_Task item:_ Scan the following material for the string "true" and copy each line in which it appears.
(Extracted material begins)
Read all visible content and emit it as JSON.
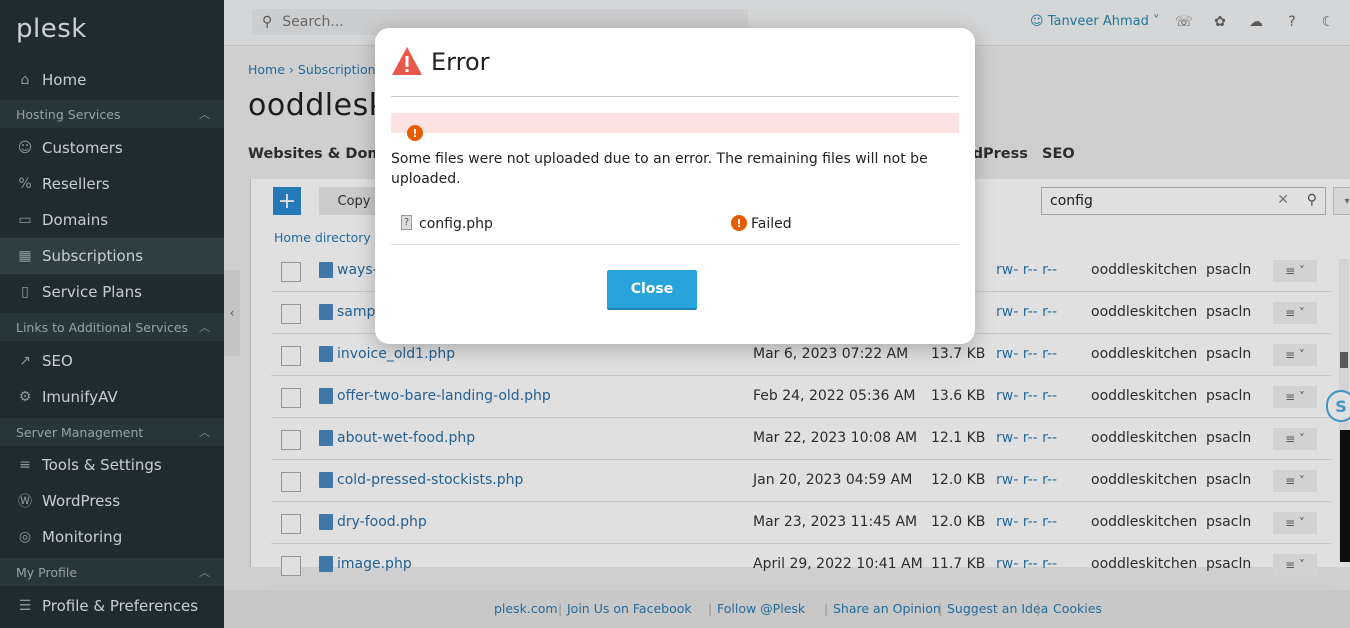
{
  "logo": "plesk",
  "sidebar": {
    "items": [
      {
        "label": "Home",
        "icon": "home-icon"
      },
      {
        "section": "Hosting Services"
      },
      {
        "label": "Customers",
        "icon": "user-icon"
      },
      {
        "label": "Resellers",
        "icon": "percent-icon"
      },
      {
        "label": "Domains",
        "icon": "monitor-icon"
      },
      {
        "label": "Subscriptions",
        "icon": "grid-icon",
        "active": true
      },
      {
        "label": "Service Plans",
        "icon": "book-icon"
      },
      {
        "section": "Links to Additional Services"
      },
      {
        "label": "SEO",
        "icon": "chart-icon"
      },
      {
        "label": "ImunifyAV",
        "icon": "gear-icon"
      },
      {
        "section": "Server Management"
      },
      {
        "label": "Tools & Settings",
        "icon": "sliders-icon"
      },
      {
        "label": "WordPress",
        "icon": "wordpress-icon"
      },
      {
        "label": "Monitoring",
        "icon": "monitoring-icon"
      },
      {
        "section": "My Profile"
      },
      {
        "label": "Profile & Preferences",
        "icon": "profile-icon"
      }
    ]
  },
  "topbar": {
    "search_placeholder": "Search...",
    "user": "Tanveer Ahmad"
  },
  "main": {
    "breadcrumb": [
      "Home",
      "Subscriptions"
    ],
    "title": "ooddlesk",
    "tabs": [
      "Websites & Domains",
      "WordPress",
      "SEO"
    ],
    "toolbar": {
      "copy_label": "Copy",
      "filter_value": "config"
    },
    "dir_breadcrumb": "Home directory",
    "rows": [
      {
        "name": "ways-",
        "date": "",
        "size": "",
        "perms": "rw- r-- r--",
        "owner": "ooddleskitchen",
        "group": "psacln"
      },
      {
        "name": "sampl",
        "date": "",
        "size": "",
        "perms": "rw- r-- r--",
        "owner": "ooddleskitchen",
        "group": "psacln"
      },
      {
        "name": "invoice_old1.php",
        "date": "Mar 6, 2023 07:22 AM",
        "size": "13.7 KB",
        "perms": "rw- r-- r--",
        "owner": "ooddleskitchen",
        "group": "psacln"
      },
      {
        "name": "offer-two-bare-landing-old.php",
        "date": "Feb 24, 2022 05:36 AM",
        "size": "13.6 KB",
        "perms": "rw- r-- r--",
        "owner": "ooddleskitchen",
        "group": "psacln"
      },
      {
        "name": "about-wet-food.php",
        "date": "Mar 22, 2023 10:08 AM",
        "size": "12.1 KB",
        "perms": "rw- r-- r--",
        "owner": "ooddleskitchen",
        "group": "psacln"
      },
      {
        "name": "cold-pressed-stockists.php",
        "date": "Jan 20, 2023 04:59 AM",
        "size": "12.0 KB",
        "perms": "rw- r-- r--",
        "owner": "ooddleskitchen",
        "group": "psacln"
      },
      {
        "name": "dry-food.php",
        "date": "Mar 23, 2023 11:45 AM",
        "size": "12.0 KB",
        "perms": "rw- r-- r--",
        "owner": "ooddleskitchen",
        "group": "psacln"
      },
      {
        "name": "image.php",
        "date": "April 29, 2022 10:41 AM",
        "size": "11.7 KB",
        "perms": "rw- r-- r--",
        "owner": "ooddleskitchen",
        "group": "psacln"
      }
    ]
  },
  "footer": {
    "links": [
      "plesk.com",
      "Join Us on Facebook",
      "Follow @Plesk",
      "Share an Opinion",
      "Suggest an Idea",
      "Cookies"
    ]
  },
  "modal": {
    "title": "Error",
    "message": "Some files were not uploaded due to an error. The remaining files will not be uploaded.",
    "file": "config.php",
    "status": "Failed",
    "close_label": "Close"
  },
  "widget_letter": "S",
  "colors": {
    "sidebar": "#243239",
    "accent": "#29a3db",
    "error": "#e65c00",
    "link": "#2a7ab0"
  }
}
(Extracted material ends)
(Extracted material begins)
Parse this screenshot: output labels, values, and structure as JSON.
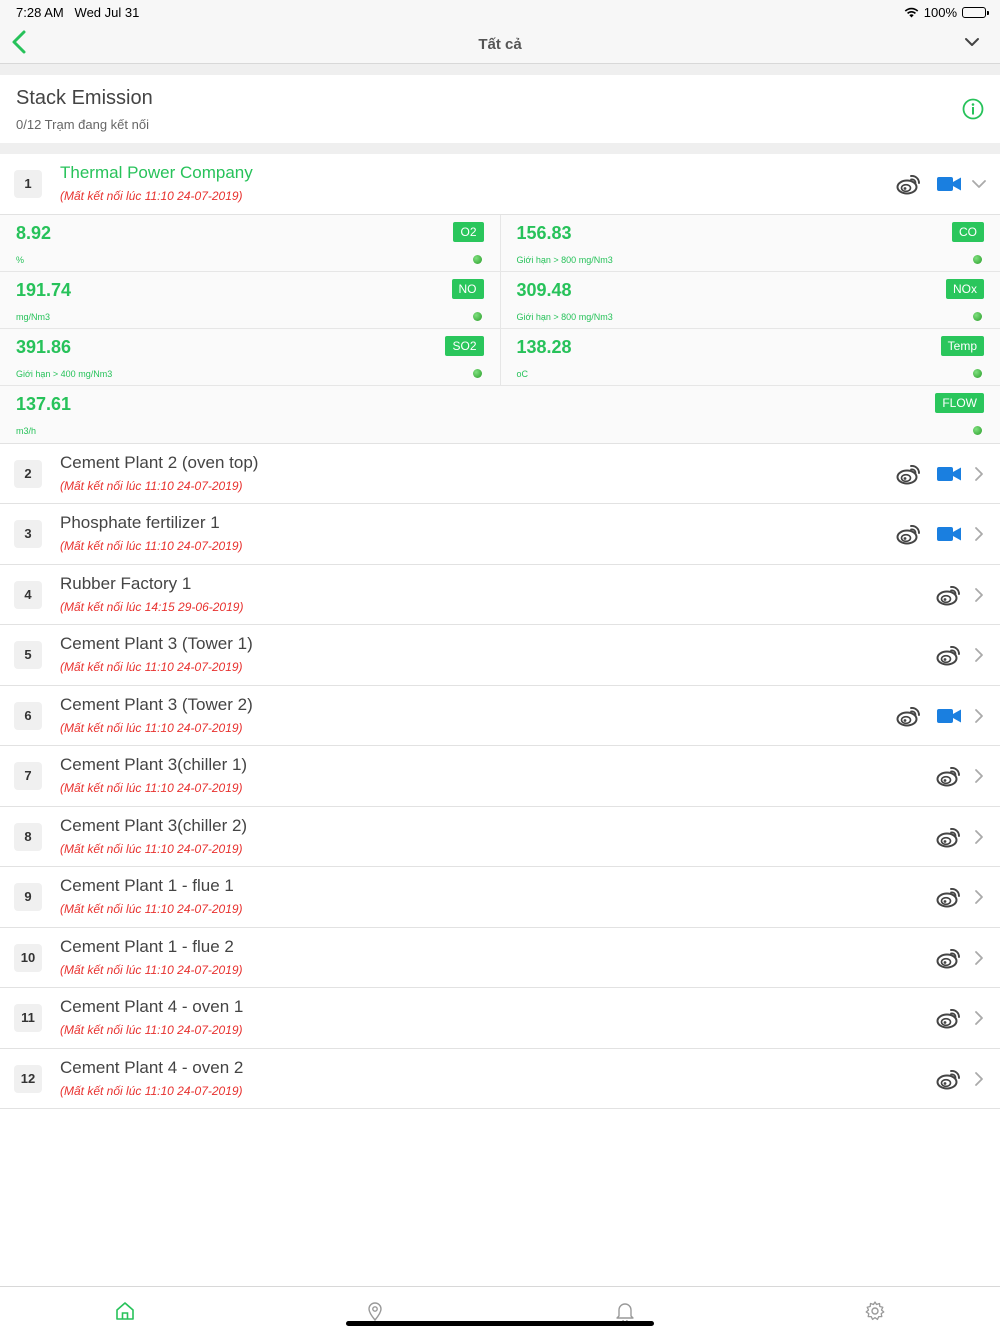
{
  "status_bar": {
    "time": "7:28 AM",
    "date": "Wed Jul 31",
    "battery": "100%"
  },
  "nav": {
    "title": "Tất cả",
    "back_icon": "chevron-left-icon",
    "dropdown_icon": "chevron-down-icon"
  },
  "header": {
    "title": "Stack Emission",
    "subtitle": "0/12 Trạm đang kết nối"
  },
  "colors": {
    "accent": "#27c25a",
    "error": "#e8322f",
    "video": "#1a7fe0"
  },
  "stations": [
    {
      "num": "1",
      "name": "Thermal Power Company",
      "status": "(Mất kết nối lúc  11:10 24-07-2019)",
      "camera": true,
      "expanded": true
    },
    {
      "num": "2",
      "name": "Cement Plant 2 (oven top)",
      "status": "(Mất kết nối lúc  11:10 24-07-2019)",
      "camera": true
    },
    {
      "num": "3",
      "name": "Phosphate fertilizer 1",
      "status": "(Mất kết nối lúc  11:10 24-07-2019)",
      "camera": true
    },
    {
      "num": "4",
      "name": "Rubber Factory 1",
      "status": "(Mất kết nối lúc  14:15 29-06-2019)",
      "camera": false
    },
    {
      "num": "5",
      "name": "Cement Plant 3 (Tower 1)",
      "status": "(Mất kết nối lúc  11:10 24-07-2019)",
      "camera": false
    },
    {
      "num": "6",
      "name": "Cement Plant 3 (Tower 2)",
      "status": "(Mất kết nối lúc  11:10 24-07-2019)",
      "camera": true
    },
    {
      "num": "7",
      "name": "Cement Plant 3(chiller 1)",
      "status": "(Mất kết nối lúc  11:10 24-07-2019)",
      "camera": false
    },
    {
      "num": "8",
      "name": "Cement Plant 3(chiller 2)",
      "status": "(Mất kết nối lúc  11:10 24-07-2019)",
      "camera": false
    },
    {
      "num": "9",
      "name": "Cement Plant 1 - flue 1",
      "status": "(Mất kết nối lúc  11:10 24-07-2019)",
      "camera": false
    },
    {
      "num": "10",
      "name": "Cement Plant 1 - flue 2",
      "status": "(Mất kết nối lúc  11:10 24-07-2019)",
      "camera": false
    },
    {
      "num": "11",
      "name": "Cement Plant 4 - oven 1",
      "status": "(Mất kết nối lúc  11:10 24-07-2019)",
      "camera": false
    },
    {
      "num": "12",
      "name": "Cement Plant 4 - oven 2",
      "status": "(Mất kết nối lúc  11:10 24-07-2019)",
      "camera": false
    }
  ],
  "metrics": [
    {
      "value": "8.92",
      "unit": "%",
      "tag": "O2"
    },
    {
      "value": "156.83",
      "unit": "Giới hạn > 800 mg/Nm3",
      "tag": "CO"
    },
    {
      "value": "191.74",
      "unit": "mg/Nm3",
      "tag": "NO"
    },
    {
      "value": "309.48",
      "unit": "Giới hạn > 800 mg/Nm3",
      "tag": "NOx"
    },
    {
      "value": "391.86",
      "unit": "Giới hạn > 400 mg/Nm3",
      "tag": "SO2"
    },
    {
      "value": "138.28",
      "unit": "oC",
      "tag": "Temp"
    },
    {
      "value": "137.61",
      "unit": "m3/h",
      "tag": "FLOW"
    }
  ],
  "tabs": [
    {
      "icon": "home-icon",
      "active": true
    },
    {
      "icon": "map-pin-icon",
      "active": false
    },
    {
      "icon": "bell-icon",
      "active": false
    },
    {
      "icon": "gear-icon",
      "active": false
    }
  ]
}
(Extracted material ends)
_Result of the task:_
        "active": true
      "camera": true,
      "expanded": true
      "camera": true
      "camera": true
      "camera": true
      "active": true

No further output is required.